Sue: [We had] a tutor that would come to our house … twice a week depending on what subject matter was required, but we always did that. And I think it paid off because now I’m very proud to say that Saroo has a degree and he’s written a bestselling book that’s published in about twenty countries in many languages. And that’s quite amazing for a six-year-old street child from another country to achieve. Really I’m very proud of him. I’m proud of myself that I, in a big way, enabled him to reach that potential. And that’s what it’s all about when you have a child – is to make sure they can reach their potential. I take it as my duty when I take on being a parent.
Saroo, what was it like finally telling your parents about your search for your biological family in India? Sue, why was it important to you to support him in this?
Saroo: I didn’t actually tell them that I was exploring or searching for my family. To me, I was just sort of – I was just sort of mucking around. When I accomplished what I set out to do, and found my hometown – you know you’re trying to find a needle in a haystack … The next day I told my parents that I’d been doing this search, and guess what, I found my hometown.
Sue: Well, I only had the opportunity to be supportive once he announced that he found his village. And then of course, I just was so desperate for his family to still be there … because there are no guarantees in life. So I was quite worried about that. And then when he finally got there… he’d found his mother and we were just over the moon, because it was so exciting.
It’s hard to describe how happy we were, because we had never denied that Saroo had had a first family, and a mother that obviously loved him as best she could and supported him, because he was so sound of mind when he came to us. So we knew he’d been loved, and that was why he could sort of jump into his new life and wasn’t scarred by mistreatment … so really we were very happy about that. And I felt no threat about that, I was just happy to see it. And then consequently, of course, I was able to meet Kamla [Saroo’s biological mother], and it was just an amazing experience.
But really for me, it’s an important thing for adoptive parents to keep in mind is that you’ve got to respect a previous life and identity of your adoptive child.

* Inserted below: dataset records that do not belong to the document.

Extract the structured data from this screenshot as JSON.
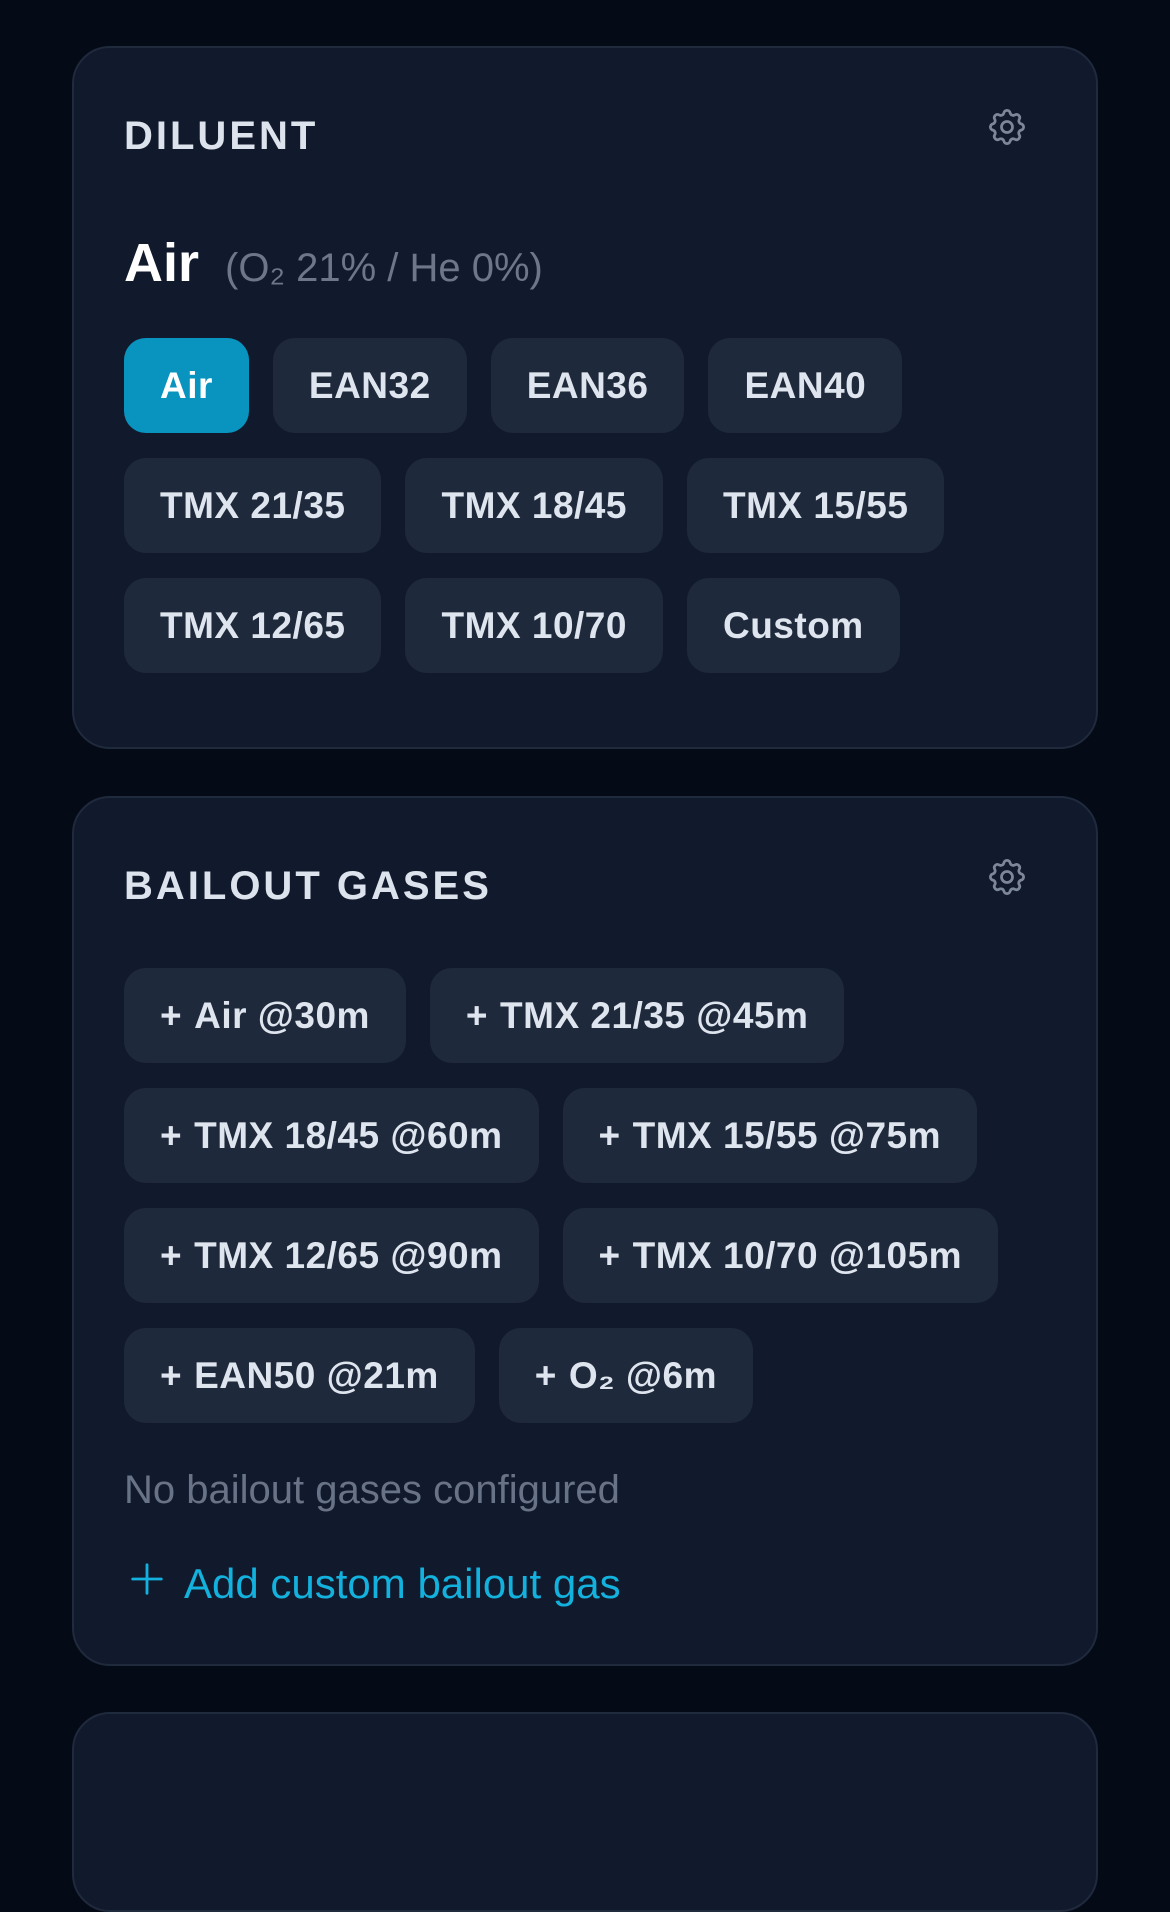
{
  "diluent": {
    "title": "DILUENT",
    "settings_icon": "gear-icon",
    "current": {
      "name": "Air",
      "mix": "(O₂ 21% / He 0%)"
    },
    "options": [
      {
        "label": "Air",
        "active": true
      },
      {
        "label": "EAN32",
        "active": false
      },
      {
        "label": "EAN36",
        "active": false
      },
      {
        "label": "EAN40",
        "active": false
      },
      {
        "label": "TMX 21/35",
        "active": false
      },
      {
        "label": "TMX 18/45",
        "active": false
      },
      {
        "label": "TMX 15/55",
        "active": false
      },
      {
        "label": "TMX 12/65",
        "active": false
      },
      {
        "label": "TMX 10/70",
        "active": false
      },
      {
        "label": "Custom",
        "active": false
      }
    ],
    "colors": {
      "active_chip": "#0994bf",
      "chip": "#1e293b"
    }
  },
  "bailout": {
    "title": "BAILOUT GASES",
    "settings_icon": "gear-icon",
    "presets": [
      {
        "plus": "+",
        "label": "Air @30m"
      },
      {
        "plus": "+",
        "label": "TMX 21/35 @45m"
      },
      {
        "plus": "+",
        "label": "TMX 18/45 @60m"
      },
      {
        "plus": "+",
        "label": "TMX 15/55 @75m"
      },
      {
        "plus": "+",
        "label": "TMX 12/65 @90m"
      },
      {
        "plus": "+",
        "label": "TMX 10/70 @105m"
      },
      {
        "plus": "+",
        "label": "EAN50 @21m"
      },
      {
        "plus": "+",
        "label": "O₂ @6m"
      }
    ],
    "empty_text": "No bailout gases configured",
    "add_label": "Add custom bailout gas",
    "add_icon": "plus-icon",
    "colors": {
      "link": "#13b1dd"
    }
  },
  "colors": {
    "background": "#050a17",
    "card": "#111a2c"
  }
}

Whether they’re five or six, or whether they’re a baby. There is a prior part of their life that you can’t keep a secret. Because if you do that, you make them feel they should be ashamed of that early start. And I don’t agree with that at all, so you mustn’t ever show fear about your child searching.
Do you have any advice for adoptive parents?
Saroo: They’re just children, and you have to go along with the times, and support what you need to. But I think in regards to telling them they’re adopted is certainly I think an issue, because, for example, there was a girl, a family a few days ago when I did this presentation – she told her adopted daughter at the age of 10 that she was adopted, and her adopted daughter goes, you know, “why did you tell me that?” and was quite upset. So there’s things like that: like when’s a good time and when isn’t a good time, maybe the earlier the better. I was different because I knew that I was coming to a Caucasian family and coming to Australia, but these are some of the issues that would be top of the list. In regards to being a parent, you give it all you’ve got really, and help in every way as many ways as you possibly can. It’s not sort of, rocket science, being a parent. Just follow your heart, I guess.
Sue: Every child needs to feel they’re wanted. That’s really important, so I know that for me … we didn’t want to try having our own children, we just wanted to have our children from India.
This interview has been condensed and edited for clarity and brevity, and is being co-published with Adoption Today magazine.